Vascular: Anything that affects the flow of blood to the penis can result in erectile dysfunction. The main culprit tends to be atherosclerosis, the condition that narrows arteries and which can result in poor blood circulation, high blood pressure, heart disease and stroke. Atherosclerosis causes about half the cases of erectile dysfunction in men over 50. Also, the veins through which the blood leaves the penis may not be working properly, allowing the blood to leave too soon.
Illnesses such as diabetes and multiple sclerosis can lead to an eventual deterioration of the nervous system, and as with stroke, the signals giving rise to an erection may be blocked. It has been estimated that as many as 71% of men with multiple sclerosis will experience erectile dysfunction.

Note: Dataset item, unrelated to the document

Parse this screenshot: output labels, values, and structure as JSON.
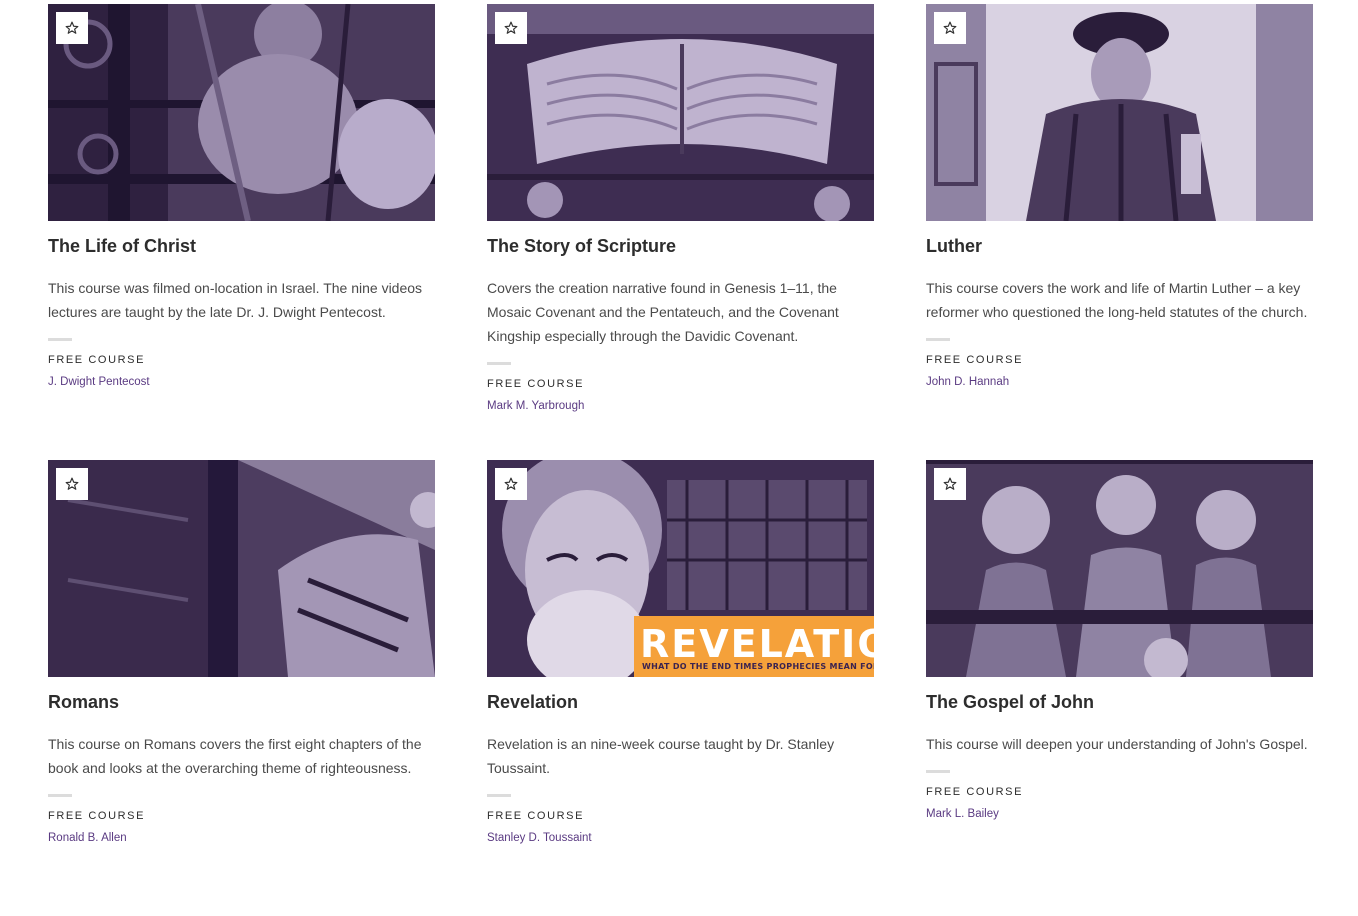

Any injuries to the nervous system, whether as the result of an accident, surgery or other medical intervention can also affect those signals leading to erection. As many as 50% of those undergoing major prostate surgery develop erectile dysfunction.
Many drugs have an effect on sexual functioning. The erectile dysfunction caused by alcohol use is well known, but other recreational drugs can produce a similar outcome. The medications provided for the treatment of a variety of illnesses eg depression and high blood pressure can result in some degree of erectile dysfunction.
Diabetes, hypothyroidism and hypopituitarism are amongst the endocrine disorders which can cause erectile dysfunction. Diabetes is the most common condition in this category and it damages both nerves and blood vessels over time. 35% of all men with diabetes, and 60% of those aged over 50 may experience some degree of erectile dysfunction.
- Kidney disorders
About 75% of those on dialysis may experience erectile dysfunction, but this will usually improve with transplantation. Erectile dysfunction will also occur in about 40% of those with chronic renal failure.
- Psychological (psychogenic) causes of erectile dysfunction
Psychological factors on their own are estimated to be the cause of 20% of all the cases of erectile dysfunction and account for most of the difficulties in young men. They can also contribute towards its continuation in all age groups where physical causes are the main culprit, but the man’s reaction to what he sees as his “failure” has added a psychological impact.
A good indicator that "everything is in working order" and that it is probably a psychological cause is if a “morning erection” is still experienced. Feelings like fear, anger, distress and anxiety cause part of the nervous system to come into play which directly blocks the action of another part of the system involved in creating an erection. This is a natural reaction – our ancestors would find it more difficult to run from a predator with an erection in the way!
It is necessary to identify the causes of worry and try to remove these. They could include concern about personal relationships, work, family problems, health or even sexual “performance” with a new or old partner. It is often said that the brain is the biggest sex organ of them all – if it is too busy with other things, it will not be involved in arousal and the erection that follows.
Psychiatric conditions and the medication provided to treat these can also cause erectile dysfunction. Almost 90% of men with severe depression are affected. With Alzheimer’s disease, 53% of men are affected.